Useful abbreviations for the time-pressed online reader - cartoon by Tom Gauld in The Guardian, Review, 9 September 2017, p 12. "TL:DR - Too long: didn't read. VS: SDR - Very short: still didn't read. SR:PW - Should read: probably won't. RB:GB - Read a bit: got bored. SR:MP - Skim-read: missed point. RH:PAC - Read headline - posted angry comments."
Bread for All: how Britain is regressing to the early 19th century - review by Stefan Collinin in The Guardian. "The story of Beveridge and his report and Aneurin Bevan and his National Health Service is by now a familiar and impressive one, and Renwick retells it well. There is, however, a deeper level that can be excavated, which is to explore how the practical concern to alleviate or prevent the sufferings of the poor came to be bound up with – and, intellectually, to depend on – two conceptual breakthroughs that are among the salient achievements of the age. The first hugely consequential intellectual advance was the development of macro-economics and the idea that the state was in some sense responsible for managing the economy as a whole.... The second crucial conceptual achievement was the working out of the rationale for progressive taxation. This, too, was essentially a New Liberal not a socialist idea. Socialism was focused on achieving social justice through nationalisation of the means of production and the redistribution, or even confiscation, of large concentrations of wealth. The argument about progressive taxation, by contrast, rested on the insight that the achievements of individuals, including their financial rewards, were always dependent on the collective operation of society and social experience, whether in the form of infrastructure, public order and the legal system, or shared knowledge, cultural resources and moral attitudes.... One enormously valuable effect of the New Liberal argument was to cast doubt on the absoluteness of the everyday distinction between public and private money.

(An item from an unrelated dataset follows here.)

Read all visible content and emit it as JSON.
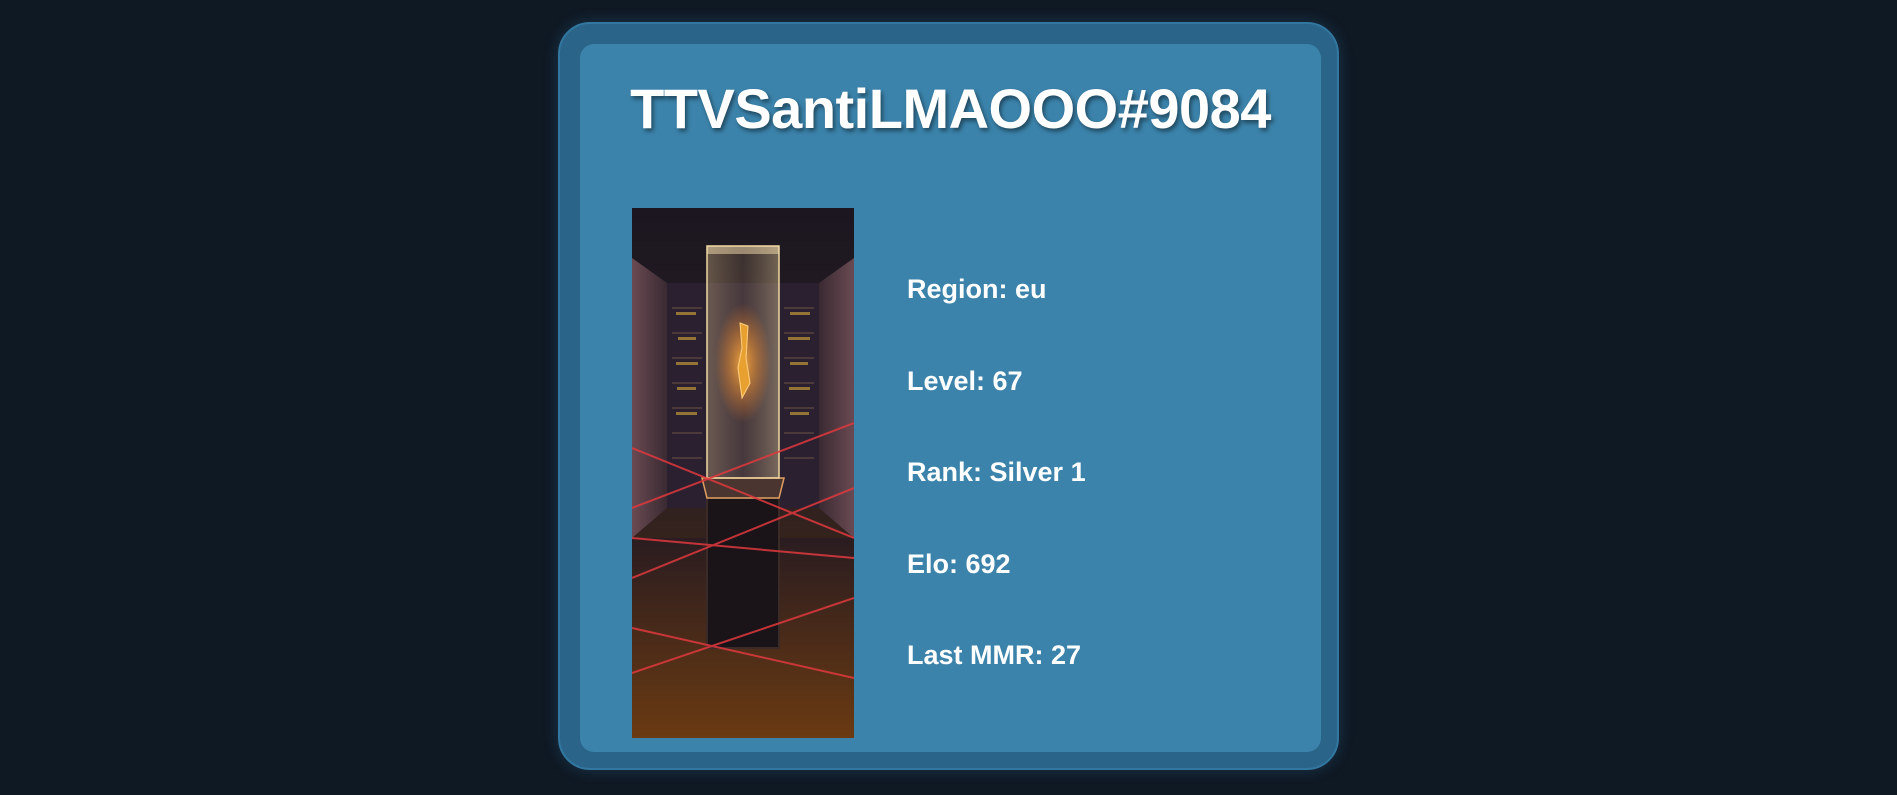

We now get in a great lather when individuals are paid sums of “'public money', while we tacitly accept the vastly greater rewards of executives and financiers because that is 'private money'. But it’s not. All such wealth is in part socially created, and there is no intellectually reputable defence for the astronomical 'rents' that figures in the corporate and banking worlds extract from their advantageous positions."